Premium Rush isn’t anything deep or substantial, but as its title suggests, its an hour and a half of breezy, fast-paced diverting entertainment that slows down as rarely as its characters.  Writer-director David Koepp has mined a previously little-used premise—bicycle messengers—for chase scenes that feel less generic than standard-issue dime a dozen car chases. Continue reading

Abraham Lincoln: Vampire Hunter (2012)

DIRECTOR: Timur Bekmambetov


Benjamin Walker, Dominic Cooper, Mary Elizabeth Winstead, Rufus Sewell, Anthony Mackie, Jimmi Simpson, Erin Wasson, Alan Tudyk, Marton Csokas


Did you know the Confederacy was allied with vampires during the Civil War, that Abraham Lincoln was a vampire hunter before and during his Presidency, and that it was only his delivery of silver to the battlefield that decided the Union victory at the Battle of Gettysburg?  I kid, of course, but all of the above is what Abraham Lincoln: Vampire Hunter, an adaptation of Seth Grahame-Smith’s tongue-in-cheek pseudo-biography, would have you believe.  Continue reading

The Bourne Legacy (2012)

DIRECTOR: Tony Gilroy

CAST: Jeremy Renner, Rachel Weisz, Edward Norton, Stacy Keach, Donna Murphy, Zeljko Ivanek, Oscar Isaac, Corey Stoll


Considering that the total box office gross for the first three Bourne films is nearly $1 billion, the temptation was too much to resist for Universal Pictures to greenlight a fourth installment, even when director Paul Greengrass and star Matt Damon were uninterested in returning (Greengrass dismissively referred to a fourth film as “The Bourne Redundancy”). Universal tried to work their way around this not by recasting Jason Bourne, but introducing a new character within the same “universe”, but their approach was flawed (in my opinion, forging onward with more Bournes without Damon was a dubious prospect to begin with). While recasting the lead every few movies works for, say, the James Bond series, the Bourne trilogy was not stand-alone episodes, but one continuing story.
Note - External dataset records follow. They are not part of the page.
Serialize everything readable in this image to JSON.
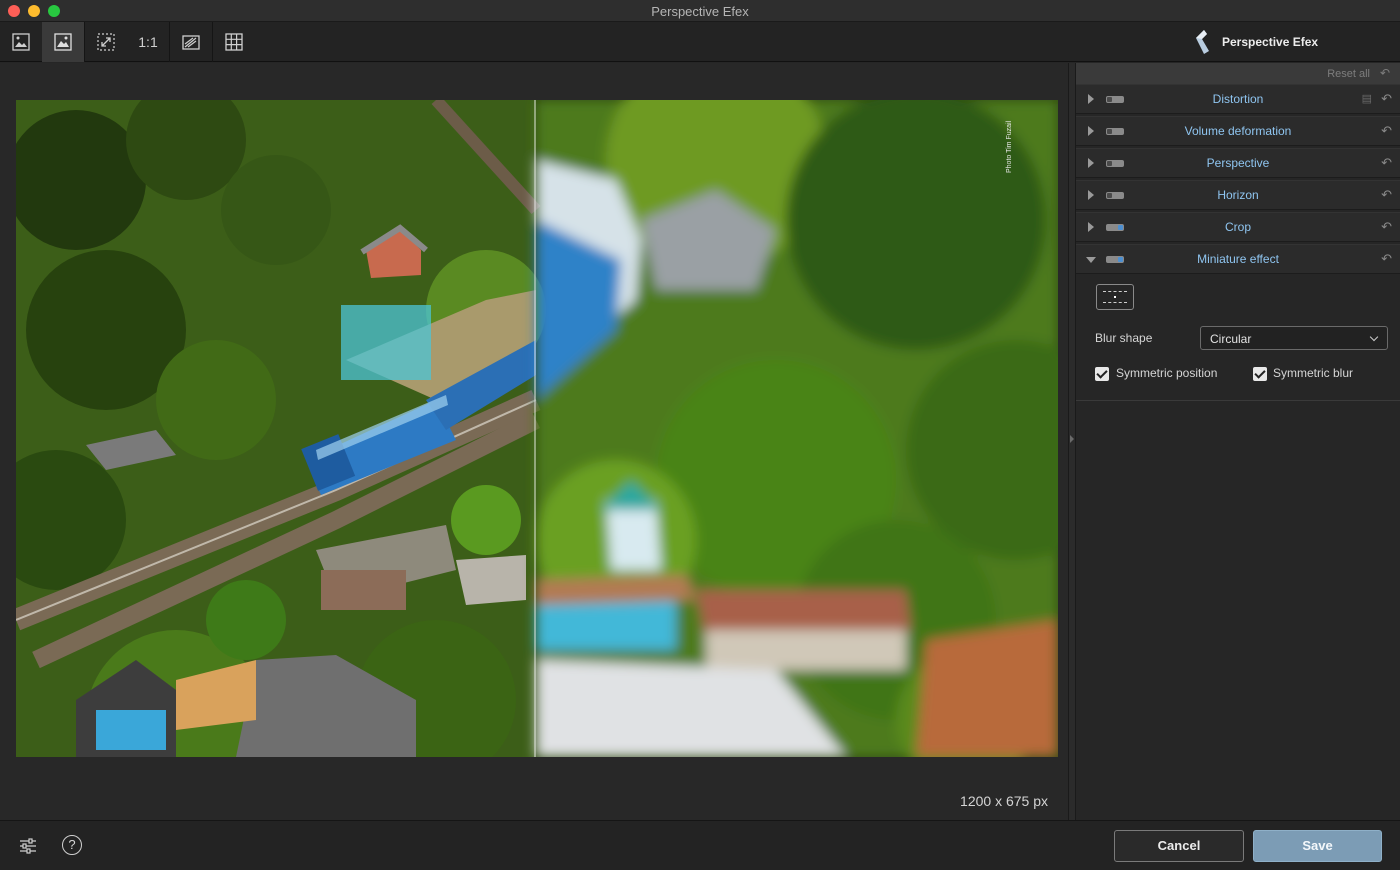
{
  "window": {
    "title": "Perspective Efex"
  },
  "toolbar": {
    "tools": [
      {
        "name": "before-after-icon"
      },
      {
        "name": "image-view-icon",
        "active": true
      },
      {
        "name": "fit-screen-icon"
      },
      {
        "label": "1:1"
      },
      {
        "name": "split-view-icon"
      },
      {
        "name": "grid-icon"
      }
    ],
    "brand": "Perspective Efex"
  },
  "canvas": {
    "image_size": "1200 x 675 px",
    "watermark": "Photo Tim Fuzail"
  },
  "panel": {
    "reset_all": "Reset all",
    "sections": [
      {
        "title": "Distortion",
        "expanded": false,
        "enabled": false
      },
      {
        "title": "Volume deformation",
        "expanded": false,
        "enabled": false
      },
      {
        "title": "Perspective",
        "expanded": false,
        "enabled": false
      },
      {
        "title": "Horizon",
        "expanded": false,
        "enabled": false
      },
      {
        "title": "Crop",
        "expanded": false,
        "enabled": true
      },
      {
        "title": "Miniature effect",
        "expanded": true,
        "enabled": true
      }
    ],
    "miniature": {
      "blur_shape_label": "Blur shape",
      "blur_shape_value": "Circular",
      "symmetric_position": {
        "label": "Symmetric position",
        "checked": true
      },
      "symmetric_blur": {
        "label": "Symmetric blur",
        "checked": true
      }
    }
  },
  "bottom": {
    "help": "?",
    "cancel": "Cancel",
    "save": "Save"
  },
  "colors": {
    "accent_text": "#8fc5f0",
    "save_button": "#7c9cb5"
  }
}
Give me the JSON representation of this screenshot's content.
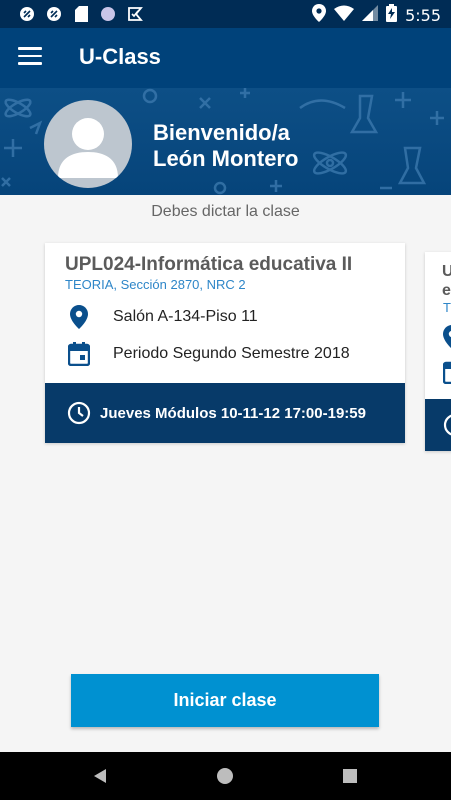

The Bourne Legacy cannot stand on its own apart from its predecessors. Familiarity with the events of particularly The Bourne Ultimatum is necessary. The audience is invested in Jason Bourne’s journey, and having “Bourne” in the title without Bourne actually being in the movie feels like a cheat. Having him incessantly mentioned every ten minutes and flashing a still photograph only further feels like a tease. Had this ended up paying off in some way, even with a Damon cameo, it might have helped matters, but it never does. The filmmakers try to have their cake and eat it too by constantly reminding us of Jason Bourne’s existence to make this feel like part of the series, but also get us invested in a new character, but the reminders of Bourne only make Jeremy Renner’s Aaron Cross feel more like an impostor and prevent the movie from fully succeeding in either direction. It doesn’t have Jason Bourne, but nor does it strike fully out on its own and try to escape from his shadow, and this leaves it a hamstrung and unsatisfactory episode. And even taken on its individual merits, The Bourne Legacy is diverting in the moment, but has narrative issues of its own.

Continue reading